● TASK REQUIREMENTS: Determine the number of lines in the data below that contain the string "EDITABLE", and respond with that number alone.

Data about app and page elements
□ □ □

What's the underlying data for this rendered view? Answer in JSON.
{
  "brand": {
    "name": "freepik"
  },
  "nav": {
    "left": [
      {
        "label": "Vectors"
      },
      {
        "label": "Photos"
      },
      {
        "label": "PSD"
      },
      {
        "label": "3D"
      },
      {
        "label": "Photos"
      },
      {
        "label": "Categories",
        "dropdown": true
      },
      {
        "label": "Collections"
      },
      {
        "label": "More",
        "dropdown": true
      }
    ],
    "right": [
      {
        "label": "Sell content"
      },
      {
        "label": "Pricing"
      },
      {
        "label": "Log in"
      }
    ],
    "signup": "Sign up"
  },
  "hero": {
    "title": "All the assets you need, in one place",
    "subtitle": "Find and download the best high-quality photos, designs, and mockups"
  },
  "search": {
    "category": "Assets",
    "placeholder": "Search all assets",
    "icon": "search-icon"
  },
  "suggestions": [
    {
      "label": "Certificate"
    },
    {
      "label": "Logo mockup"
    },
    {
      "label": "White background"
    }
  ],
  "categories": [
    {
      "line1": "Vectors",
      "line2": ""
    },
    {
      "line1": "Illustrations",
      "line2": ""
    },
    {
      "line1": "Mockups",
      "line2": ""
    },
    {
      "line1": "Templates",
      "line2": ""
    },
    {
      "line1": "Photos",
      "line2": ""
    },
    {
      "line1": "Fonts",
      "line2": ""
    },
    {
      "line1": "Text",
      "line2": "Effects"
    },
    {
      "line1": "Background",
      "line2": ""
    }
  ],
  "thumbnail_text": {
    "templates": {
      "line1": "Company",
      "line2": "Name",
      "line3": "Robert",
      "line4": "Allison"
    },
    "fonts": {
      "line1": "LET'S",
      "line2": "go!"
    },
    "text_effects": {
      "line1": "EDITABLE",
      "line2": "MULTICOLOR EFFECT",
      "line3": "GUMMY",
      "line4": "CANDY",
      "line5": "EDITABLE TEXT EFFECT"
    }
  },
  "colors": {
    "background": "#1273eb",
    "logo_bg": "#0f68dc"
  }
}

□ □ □

● TASK RESPONSE: 2